Chris Tucker says wants to do a movie on Ethiopia
June 01 2008
ENA The famous American Actor, Chris Tucker is thinking to do a movie in Ethiopia, his favorite African country where he considers as “a second home”.
The Actor who was among more than 200 delegates who paid a two-day visit to Ethiopia before heading to Arusha, Tanzania, for the 8th summit of Leon H. Sullivan Foundation transplanted tree in Ethiopia on Friday.
Chris Tucker told ENA on the spot that “Hopefully, I can come back and do a movie. I have to figure out.” He said “I love Ethiopia. It is my favorite African country. Because of the history… it is just beautiful and the people are beautiful and nice.”
He said “I am happy to be here, this is like my second home.” “Hopefully I can come back in a year or two …and just show that Ethiopia has so much beautiful greenery. This is a great, great flourishing land.”
"This is my second time (to be in Ethiopia). I am looking forward to coming back. On my first time, I didn’t go out the countryside. Today we went out a little further out. And see beautiful trees and hills. That was really nice," he said.
Another member of the delegation, CB Hackworth, is also planning to come back to Ethiopia on a film documentary project on Ethiopia.
He said he wanted to stopover before heading to Arusha for a number of reasons, one of which is because he “…wanted to have some meeting here to discuss the possibility of doing a film here in Ethiopia.” “What we do … is we tell positive stories about Africa,” he said.
According to him, what people outside of Africa know about the continent is what they are told by the media. Mostly, he said, the international media make Africa look a bad place, which he observed is not the true story of Africa.
“People in the US don’t realize they can visit a beautiful city like Addis that there are wonderful hotels and it is peaceful, that they are safe, if people come to know this then they will visit. And it will increase tourism and help the economy. So that is what we are trying to do with the film.”
“We are trying to find positive stories,” he said adding, the initiative of Ethiopia to replenish its lost forest resources in connection with its millennium celebration, which he considers as a wonderful way of marking the millennium, is a positive story.
He said “… News is something happening. For large news organizations, they don’t rush out and spend money and resources to report good things are happening. They rush out and spend money and resources to tell you about a war or a famine. If things are going good they generally don’t consider that news. We are trying to bring some balance to that and say there is more to the world. There is more to Africa.”
“Ethiopia is very civilized. Ethiopia also fought against colonialism.

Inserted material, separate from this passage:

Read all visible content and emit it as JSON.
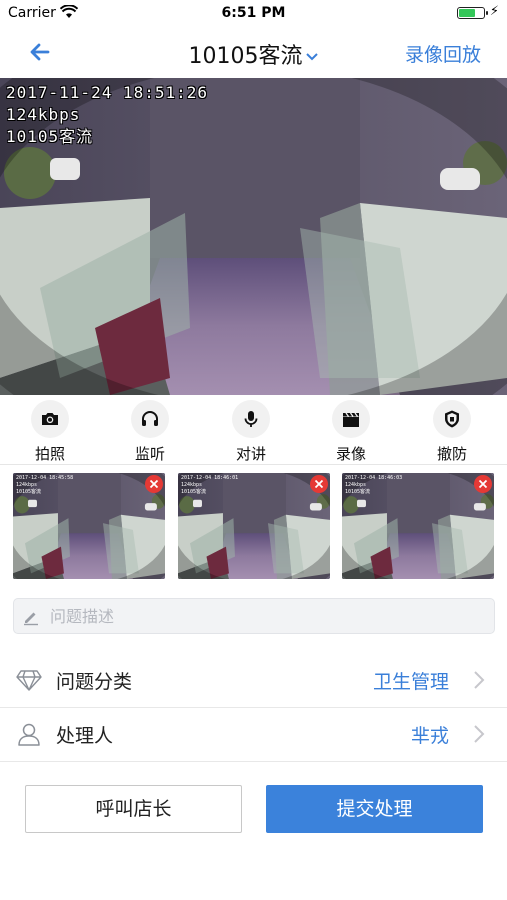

So unlike a lot of parts of Africa, Ethiopia really was able to put its own imprint on its own country. So a lot of your developments are from Ethiopians. So I think that is unique, I think that is something that people who visit will find very interesting,” he said.